(Data excerpts)
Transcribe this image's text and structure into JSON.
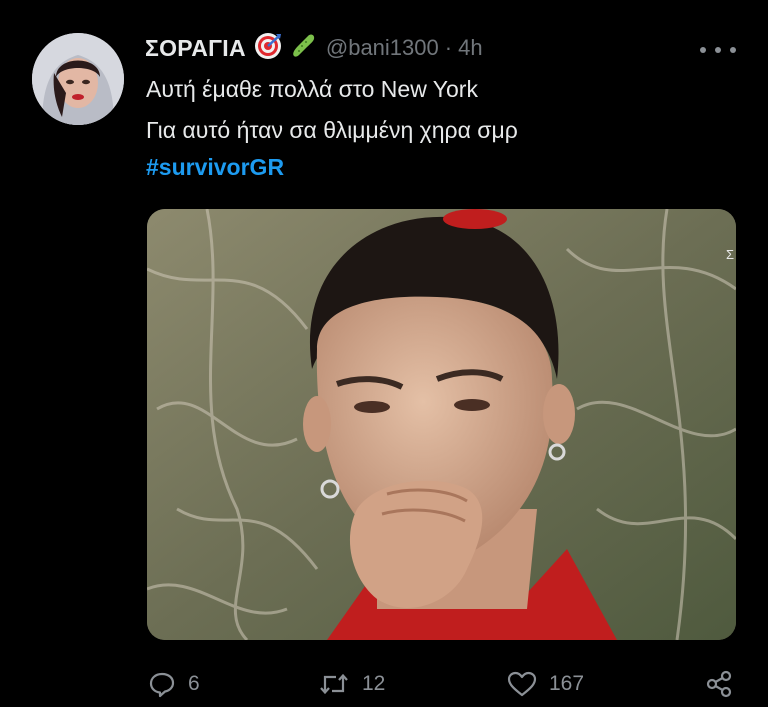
{
  "tweet": {
    "author_name": "ΣΟΡΑΓΙΑ",
    "author_emojis": [
      "target-emoji",
      "cucumber-emoji"
    ],
    "handle": "@bani1300",
    "separator": "·",
    "time": "4h",
    "lines": [
      "Αυτή έμαθε πολλά στο New York",
      "Για αυτό ήταν σα θλιμμένη χηρα σμρ"
    ],
    "hashtag": "#survivorGR",
    "media_corner_mark": "Σ"
  },
  "actions": {
    "replies": "6",
    "retweets": "12",
    "likes": "167"
  },
  "icons": {
    "more": "more-horizontal-icon",
    "reply": "reply-icon",
    "retweet": "retweet-icon",
    "like": "heart-icon",
    "share": "share-icon"
  },
  "colors": {
    "background": "#000000",
    "text": "#e7e9ea",
    "secondary": "#71767b",
    "link": "#1d9bf0"
  }
}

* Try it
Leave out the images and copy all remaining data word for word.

* Answer box
Transcribe this image's text and structure into JSON.
{
  "tweet": {
    "author_name": "ΣΟΡΑΓΙΑ",
    "author_emojis": [
      "target-emoji",
      "cucumber-emoji"
    ],
    "handle": "@bani1300",
    "separator": "·",
    "time": "4h",
    "lines": [
      "Αυτή έμαθε πολλά στο New York",
      "Για αυτό ήταν σα θλιμμένη χηρα σμρ"
    ],
    "hashtag": "#survivorGR",
    "media_corner_mark": "Σ"
  },
  "actions": {
    "replies": "6",
    "retweets": "12",
    "likes": "167"
  },
  "icons": {
    "more": "more-horizontal-icon",
    "reply": "reply-icon",
    "retweet": "retweet-icon",
    "like": "heart-icon",
    "share": "share-icon"
  },
  "colors": {
    "background": "#000000",
    "text": "#e7e9ea",
    "secondary": "#71767b",
    "link": "#1d9bf0"
  }
}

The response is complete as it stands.